Her most recent work on obesity-related stigma particularly appears to have hit a cultural nerve. Her comment, “Of all the things we could be exporting to help people around the world, really negative body image and low self-esteem are not what we hope is going out with public health messaging,” was quote of the day in the New York Times and was mentioned on NBC’s “Saturday Night Live,” which she notes with good humor.

Her research team’s work on obesity also has focused on university students, based on research conducted at ASU.

They have confirmed that obesity is socially contagious and the risk of a woman’s obesity rises if her friends and family members are obese. Shared eating and exercising habits may have the strongest correlation. Currently, her team is working with a start-up company to design ways of using smart phones to connect friends and family to exercise together.

“There are lots of reasons why we gain weight and we know that telling people to ‘eat less and exercise more’ doesn’t work. We’re swimming upstream with that approach because people are working long hours, they don’t have time to exercise or make home-cooked meals. We have to look at what’s possible to change.

“Instead of blaming people for their condition, we need to step back and look at the structure of our cities, our neighborhoods, our schools and our campuses, that shape health at every level.”

She works with ASU students enrolled in research practicum classes to do research on the campus, such as surveys, focus groups and interviews with other students. Fat stigma is surprisingly high at ASU, she says; about 20 percent of students would rather be blind than obese. Her work with undergraduates has a view to designing more healthful campuses, from the perspective of people’s norms and behaviors related to weight, exercise and nutrition.

Brewis Slade’s research is ultimately concerned with the complex interactions between human biology and culture, looking at human health in the context of massive transformational processes, such as globalization and climate change. She enjoys working in diverse collaborative teams, a factor that led her to join ASU in 2006.

“ASU is a fantastic place for someone like me who thinks around the edges of problems,” she says. “I’m inspired and invigorated by the transdisciplinary environment at ASU. It’s an energetic, exciting place and I can’t think of anywhere else I’d rather be.”

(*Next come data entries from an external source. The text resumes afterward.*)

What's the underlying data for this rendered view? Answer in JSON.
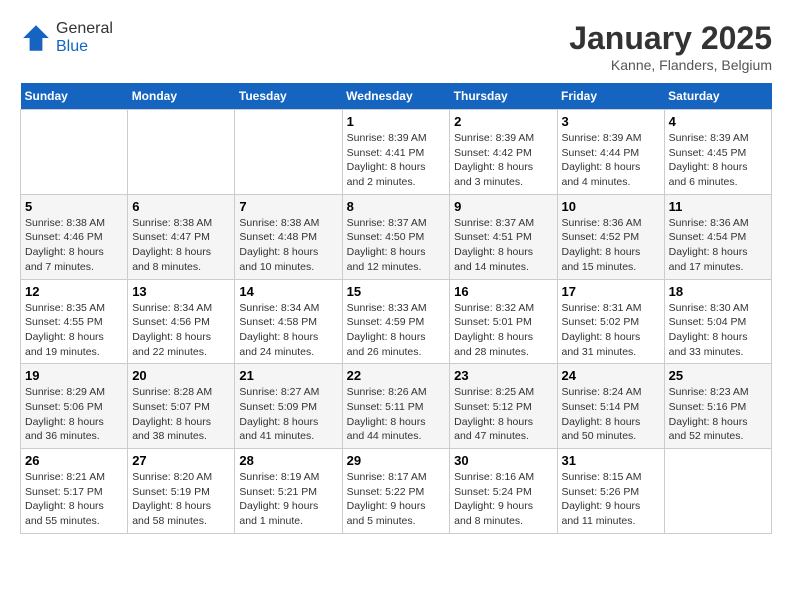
{
  "header": {
    "logo_general": "General",
    "logo_blue": "Blue",
    "month_title": "January 2025",
    "location": "Kanne, Flanders, Belgium"
  },
  "weekdays": [
    "Sunday",
    "Monday",
    "Tuesday",
    "Wednesday",
    "Thursday",
    "Friday",
    "Saturday"
  ],
  "weeks": [
    [
      {
        "day": "",
        "info": ""
      },
      {
        "day": "",
        "info": ""
      },
      {
        "day": "",
        "info": ""
      },
      {
        "day": "1",
        "info": "Sunrise: 8:39 AM\nSunset: 4:41 PM\nDaylight: 8 hours\nand 2 minutes."
      },
      {
        "day": "2",
        "info": "Sunrise: 8:39 AM\nSunset: 4:42 PM\nDaylight: 8 hours\nand 3 minutes."
      },
      {
        "day": "3",
        "info": "Sunrise: 8:39 AM\nSunset: 4:44 PM\nDaylight: 8 hours\nand 4 minutes."
      },
      {
        "day": "4",
        "info": "Sunrise: 8:39 AM\nSunset: 4:45 PM\nDaylight: 8 hours\nand 6 minutes."
      }
    ],
    [
      {
        "day": "5",
        "info": "Sunrise: 8:38 AM\nSunset: 4:46 PM\nDaylight: 8 hours\nand 7 minutes."
      },
      {
        "day": "6",
        "info": "Sunrise: 8:38 AM\nSunset: 4:47 PM\nDaylight: 8 hours\nand 8 minutes."
      },
      {
        "day": "7",
        "info": "Sunrise: 8:38 AM\nSunset: 4:48 PM\nDaylight: 8 hours\nand 10 minutes."
      },
      {
        "day": "8",
        "info": "Sunrise: 8:37 AM\nSunset: 4:50 PM\nDaylight: 8 hours\nand 12 minutes."
      },
      {
        "day": "9",
        "info": "Sunrise: 8:37 AM\nSunset: 4:51 PM\nDaylight: 8 hours\nand 14 minutes."
      },
      {
        "day": "10",
        "info": "Sunrise: 8:36 AM\nSunset: 4:52 PM\nDaylight: 8 hours\nand 15 minutes."
      },
      {
        "day": "11",
        "info": "Sunrise: 8:36 AM\nSunset: 4:54 PM\nDaylight: 8 hours\nand 17 minutes."
      }
    ],
    [
      {
        "day": "12",
        "info": "Sunrise: 8:35 AM\nSunset: 4:55 PM\nDaylight: 8 hours\nand 19 minutes."
      },
      {
        "day": "13",
        "info": "Sunrise: 8:34 AM\nSunset: 4:56 PM\nDaylight: 8 hours\nand 22 minutes."
      },
      {
        "day": "14",
        "info": "Sunrise: 8:34 AM\nSunset: 4:58 PM\nDaylight: 8 hours\nand 24 minutes."
      },
      {
        "day": "15",
        "info": "Sunrise: 8:33 AM\nSunset: 4:59 PM\nDaylight: 8 hours\nand 26 minutes."
      },
      {
        "day": "16",
        "info": "Sunrise: 8:32 AM\nSunset: 5:01 PM\nDaylight: 8 hours\nand 28 minutes."
      },
      {
        "day": "17",
        "info": "Sunrise: 8:31 AM\nSunset: 5:02 PM\nDaylight: 8 hours\nand 31 minutes."
      },
      {
        "day": "18",
        "info": "Sunrise: 8:30 AM\nSunset: 5:04 PM\nDaylight: 8 hours\nand 33 minutes."
      }
    ],
    [
      {
        "day": "19",
        "info": "Sunrise: 8:29 AM\nSunset: 5:06 PM\nDaylight: 8 hours\nand 36 minutes."
      },
      {
        "day": "20",
        "info": "Sunrise: 8:28 AM\nSunset: 5:07 PM\nDaylight: 8 hours\nand 38 minutes."
      },
      {
        "day": "21",
        "info": "Sunrise: 8:27 AM\nSunset: 5:09 PM\nDaylight: 8 hours\nand 41 minutes."
      },
      {
        "day": "22",
        "info": "Sunrise: 8:26 AM\nSunset: 5:11 PM\nDaylight: 8 hours\nand 44 minutes."
      },
      {
        "day": "23",
        "info": "Sunrise: 8:25 AM\nSunset: 5:12 PM\nDaylight: 8 hours\nand 47 minutes."
      },
      {
        "day": "24",
        "info": "Sunrise: 8:24 AM\nSunset: 5:14 PM\nDaylight: 8 hours\nand 50 minutes."
      },
      {
        "day": "25",
        "info": "Sunrise: 8:23 AM\nSunset: 5:16 PM\nDaylight: 8 hours\nand 52 minutes."
      }
    ],
    [
      {
        "day": "26",
        "info": "Sunrise: 8:21 AM\nSunset: 5:17 PM\nDaylight: 8 hours\nand 55 minutes."
      },
      {
        "day": "27",
        "info": "Sunrise: 8:20 AM\nSunset: 5:19 PM\nDaylight: 8 hours\nand 58 minutes."
      },
      {
        "day": "28",
        "info": "Sunrise: 8:19 AM\nSunset: 5:21 PM\nDaylight: 9 hours\nand 1 minute."
      },
      {
        "day": "29",
        "info": "Sunrise: 8:17 AM\nSunset: 5:22 PM\nDaylight: 9 hours\nand 5 minutes."
      },
      {
        "day": "30",
        "info": "Sunrise: 8:16 AM\nSunset: 5:24 PM\nDaylight: 9 hours\nand 8 minutes."
      },
      {
        "day": "31",
        "info": "Sunrise: 8:15 AM\nSunset: 5:26 PM\nDaylight: 9 hours\nand 11 minutes."
      },
      {
        "day": "",
        "info": ""
      }
    ]
  ]
}
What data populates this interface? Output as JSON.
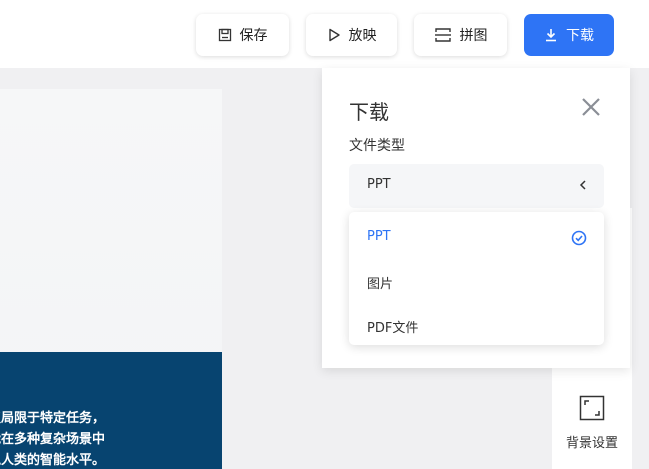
{
  "toolbar": {
    "save_label": "保存",
    "play_label": "放映",
    "puzzle_label": "拼图",
    "download_label": "下载"
  },
  "slide": {
    "lines": [
      "仅局限于特定任务，",
      "能在多种复杂场景中",
      "似人类的智能水平。"
    ]
  },
  "side": {
    "background_settings_label": "背景设置"
  },
  "download_panel": {
    "title": "下载",
    "file_type_label": "文件类型",
    "selected_value": "PPT",
    "options": [
      {
        "label": "PPT",
        "selected": true
      },
      {
        "label": "图片",
        "selected": false
      },
      {
        "label": "PDF文件",
        "selected": false
      }
    ]
  },
  "colors": {
    "accent": "#2e74f5",
    "slide_band": "#074470"
  }
}
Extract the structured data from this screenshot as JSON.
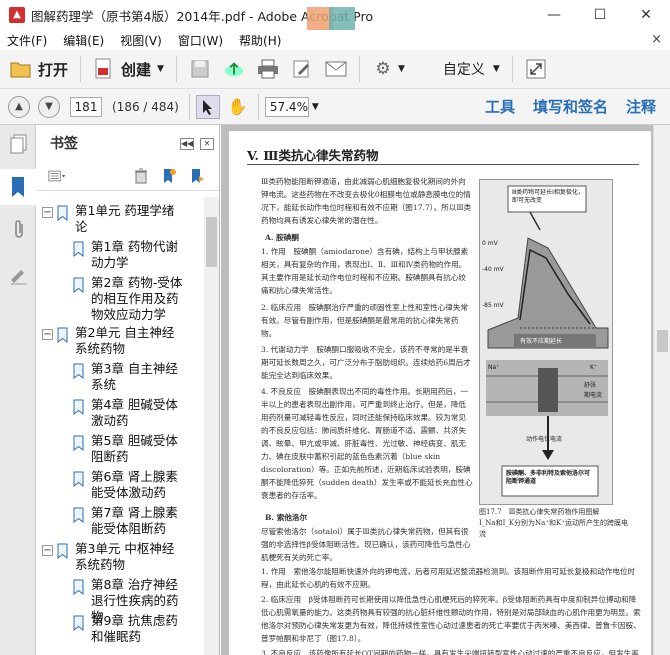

She believes the partnership with Mayo makes it possible, for the first time, for a university to think of tackling the challenge of obesity on a global scale.

“What makes ASU able to attempt this is the comprehensive nature of our expertise, and the scale and scope of our collective research. We have people with talent and expertise that can be applied to almost any aspect of the complicated problem of obesity, from the built environment, to food choices, to genetics. ASU’s coverage is unmatched in the volume of different ways we can devise to tackle the problem.

“Partnering with Mayo gives us additional access to talent in the medical understanding and treatment of obesity. This provides us with a truly massive shared toolkit to address the complicated challenge of obesity.”

The School of Human Evolution and Social Change is an academic unit in ASU's College of Liberal Arts and Sciences.